Democratic presidential aspirant Bernie Sanders on Sunday apologised to his rival Hillary Clinton for inadvertently breaching into her election database to access information about her voters.
"Yes, I apologise," Sanders said replying to a question after he acknowledged that his presidential election campaign "by mistake" intruded into the election data base of Clinton. He said the individual responsible for this has been fired.
Both Sanders,74, and Clinton, 68, are seeking be the Democratic Party's presidential nominee for the 2016 elections.
The public apology by Sanders to Clinton is expected to bring an end to the bitter fight that had erupted between the two campaigns on Saturday after the Democratic Party suspended his campaign access to its data following the security breach.
A day earlier, Sanders had sued his own Democratic party for blocking his campaign from accessing its digital database considered essential to run his electioneering.
He had alleged his campaign is losing USD 600,000 in donations each day as it cannot access the party's data.
It alleged that the Sander's campaign accessed and intruded into the data of Clinton's campaign.
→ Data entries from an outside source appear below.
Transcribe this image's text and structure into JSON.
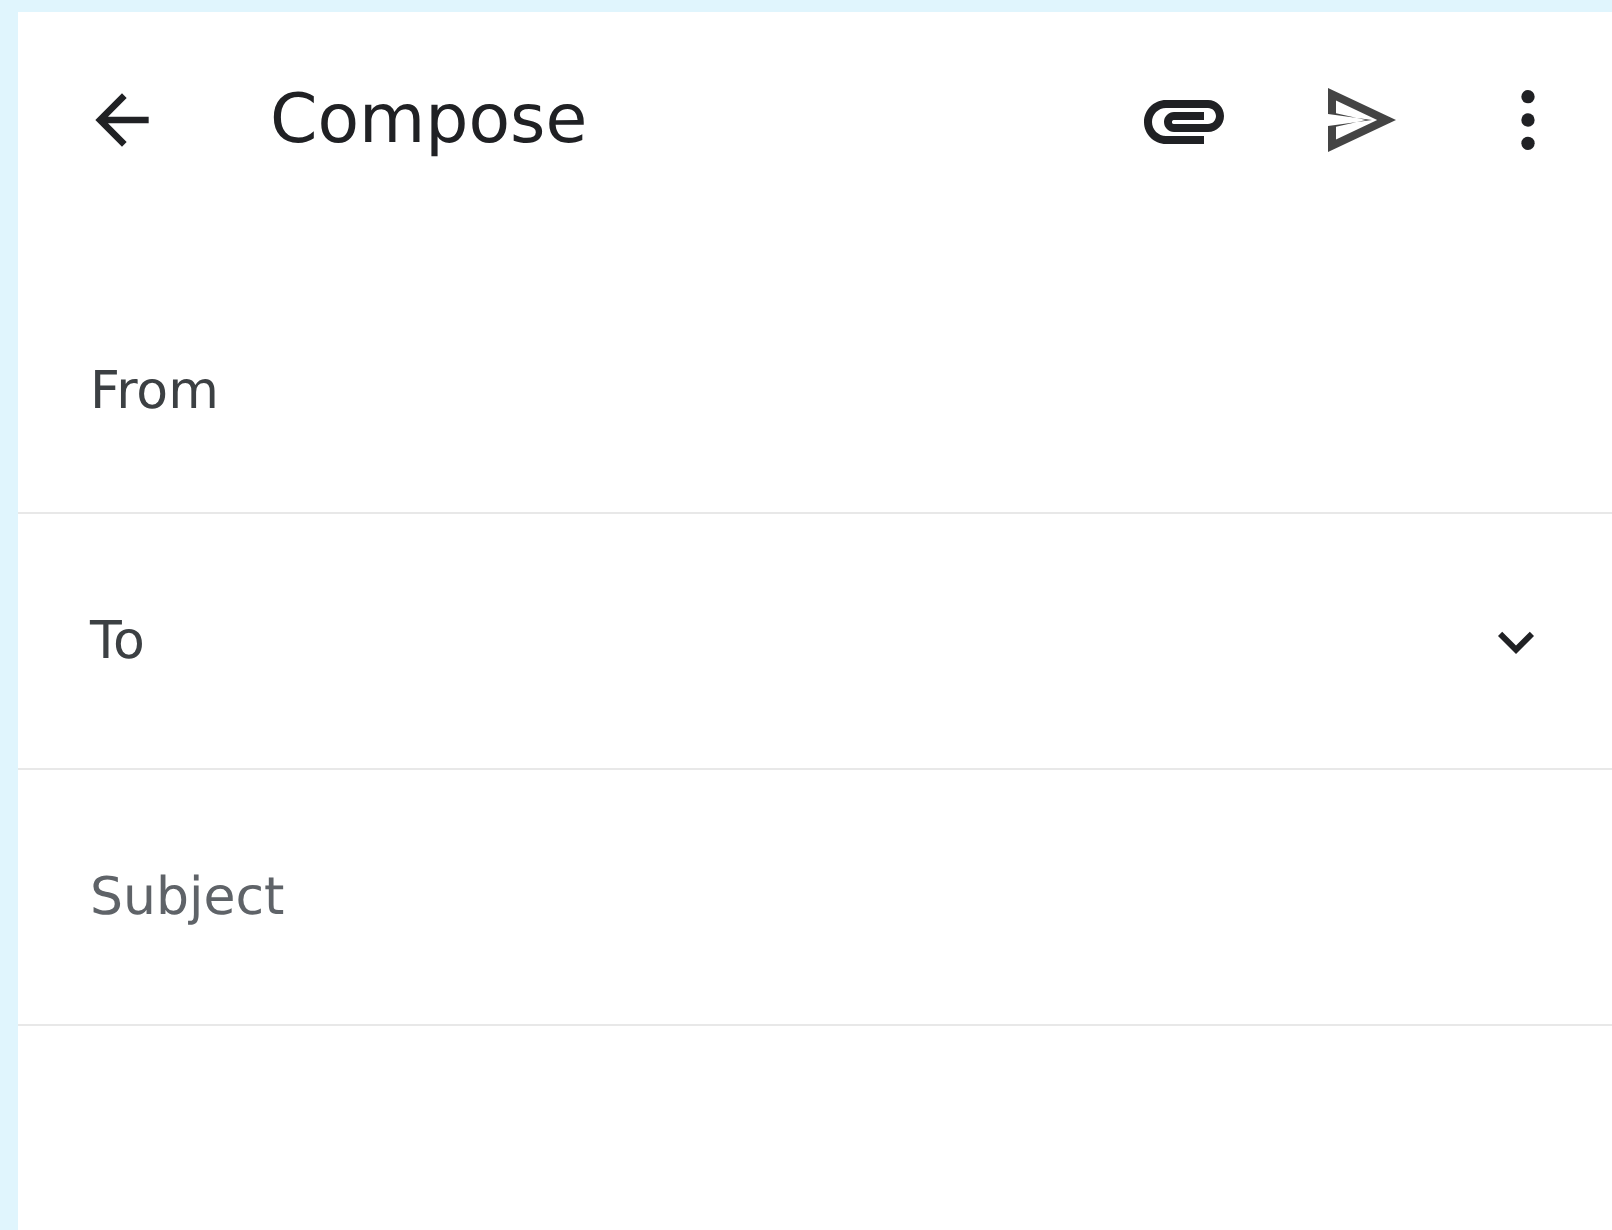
{
  "toolbar": {
    "title": "Compose"
  },
  "fields": [
    {
      "kind": "label",
      "label": "From"
    },
    {
      "kind": "dropdown",
      "label": "To"
    },
    {
      "kind": "input",
      "placeholder": "Subject"
    }
  ]
}
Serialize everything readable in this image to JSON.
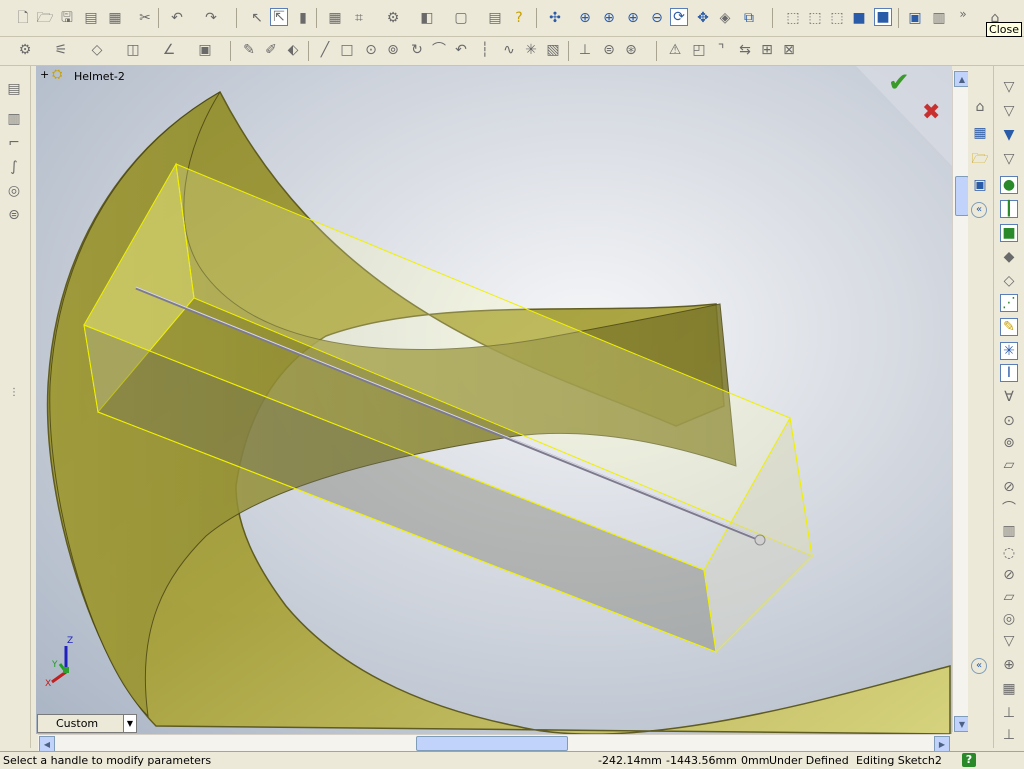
{
  "app": {
    "close_tooltip": "Close"
  },
  "feature_tree": {
    "expander": "+",
    "part_name": "Helmet-2"
  },
  "confirm": {
    "ok_symbol": "✔",
    "cancel_symbol": "✖"
  },
  "view": {
    "orientation_label": "Custom",
    "axis_labels": {
      "x": "X",
      "y": "Y",
      "z": "Z"
    }
  },
  "status": {
    "message": "Select a handle to modify parameters",
    "coord_x": "-242.14mm",
    "coord_y": "-1443.56mm",
    "coord_z": "0mm",
    "sketch_state": "Under Defined",
    "editing": "Editing Sketch2",
    "help_symbol": "?"
  },
  "colors": {
    "model_fill": "#a8a13a",
    "box_edge": "#f0f000",
    "background": "#c8ced8",
    "accent": "#316ac5"
  }
}
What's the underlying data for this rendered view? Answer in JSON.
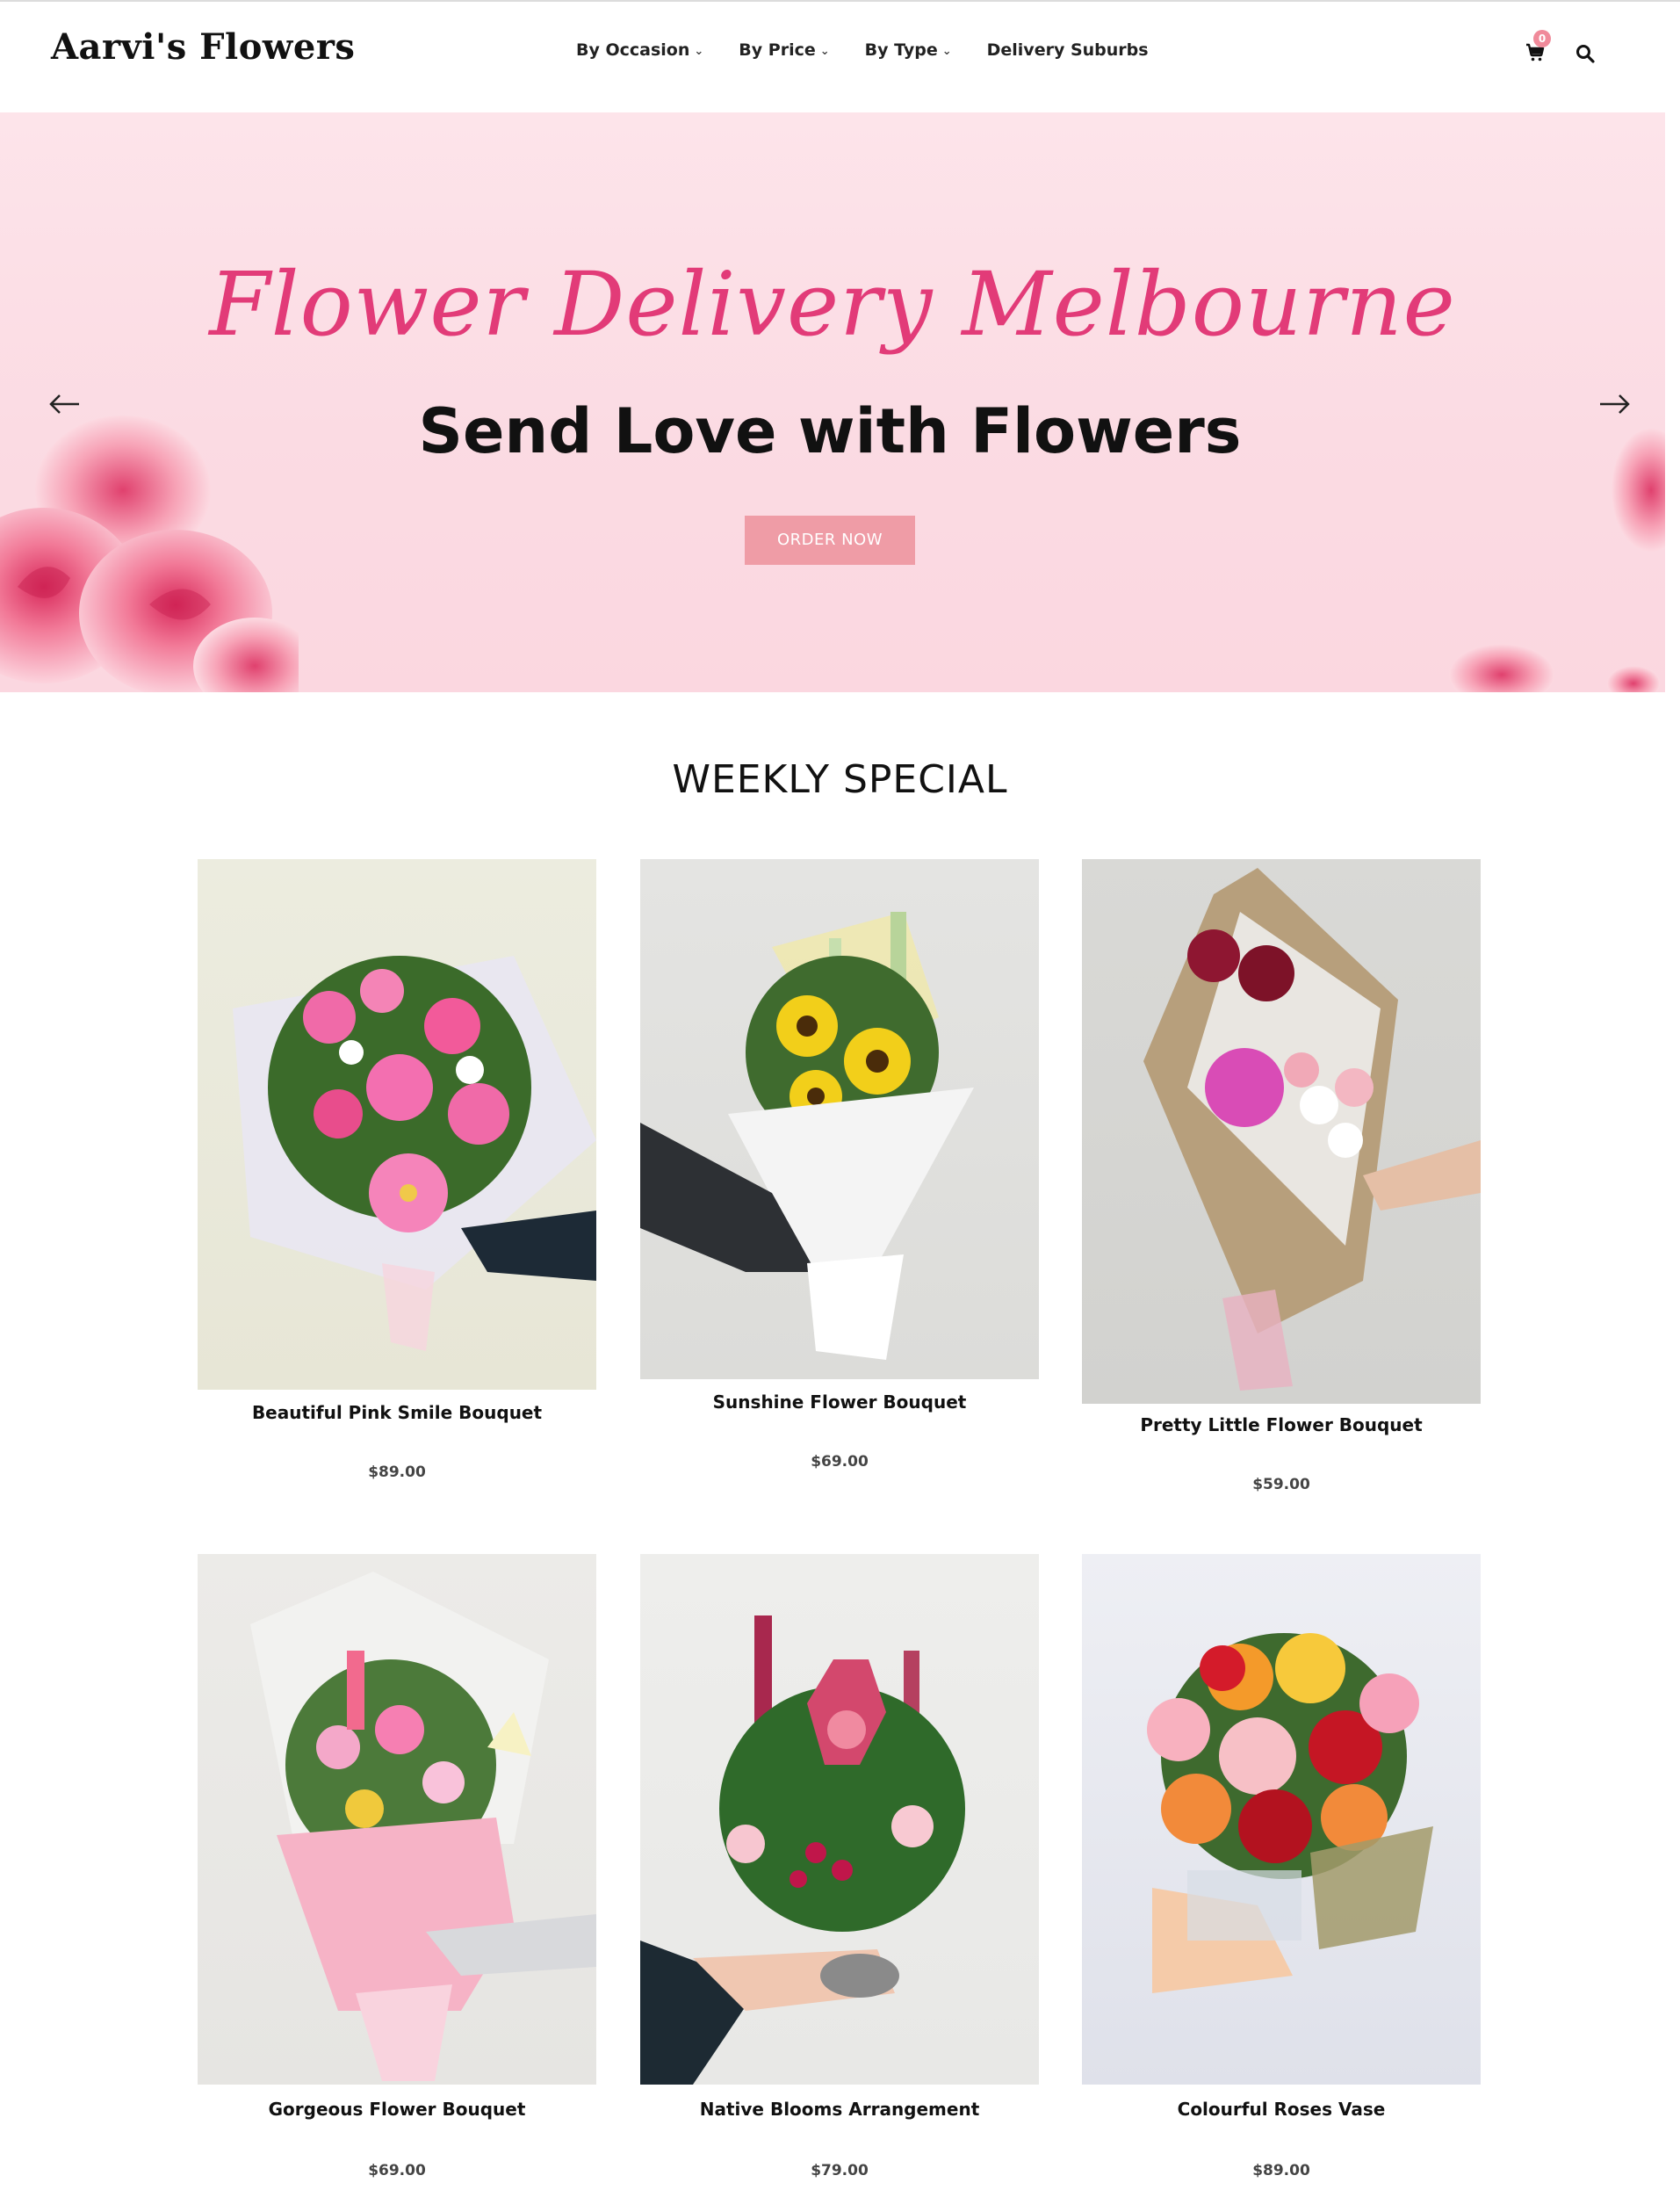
{
  "header": {
    "logo": "Aarvi's Flowers",
    "nav": [
      {
        "label": "By Occasion",
        "has_dropdown": true
      },
      {
        "label": "By Price",
        "has_dropdown": true
      },
      {
        "label": "By Type",
        "has_dropdown": true
      },
      {
        "label": "Delivery Suburbs",
        "has_dropdown": false
      }
    ],
    "cart_count": "0",
    "cart_icon": "cart-icon",
    "search_icon": "search-icon"
  },
  "hero": {
    "script_heading": "Flower Delivery Melbourne",
    "heading": "Send Love with Flowers",
    "button": "ORDER NOW",
    "prev_icon": "arrow-left-icon",
    "next_icon": "arrow-right-icon"
  },
  "weekly": {
    "title": "WEEKLY SPECIAL",
    "products": [
      {
        "name": "Beautiful Pink Smile Bouquet",
        "price": "$89.00",
        "image": "pink gerbera and rose bouquet"
      },
      {
        "name": "Sunshine Flower Bouquet",
        "price": "$69.00",
        "image": "sunflower bouquet"
      },
      {
        "name": "Pretty Little Flower Bouquet",
        "price": "$59.00",
        "image": "burlap wrapped mixed bouquet"
      },
      {
        "name": "Gorgeous Flower Bouquet",
        "price": "$69.00",
        "image": "pink lily and snapdragon bouquet"
      },
      {
        "name": "Native Blooms Arrangement",
        "price": "$79.00",
        "image": "protea native arrangement"
      },
      {
        "name": "Colourful Roses Vase",
        "price": "$89.00",
        "image": "mixed roses in vase"
      }
    ]
  },
  "colors": {
    "accent": "#e23b78",
    "button": "#ef9ca6",
    "hero_bg": "#fde4ea"
  }
}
"Not only do I apologise to Secretary Clinton—and I hope we can work together on an independent investigation from day one—I want to apologise to my supporters. This is not the type of campaign that we run," Sanders said.
"If I find anybody else involved in this, they will also be fired," said the Senator from Vermont.
Clinton quickly accepted the apology and said she very much appreciate Sander's comment.
"It really is important that we go forward on this. I know that you now have your data back, and that there has been an agreement for an independent inquiry into what did happen," she said.
"Obviously, we were distressed when we learned of it, because we have worked very hard - I said in the beginning of this campaign, we want to reach as many voters as possible, and we have tens of thousands of volunteers doing that, and entering data all the time to keep up with what people are telling us," Clinton said.
"We have resolved your data, we have agreed on an independent inquiry, we should move on. Because I don't think the American people are all that interested in this," she said.
"I think they're more interested in what we have to say about all the big issues facing us," Clinton said.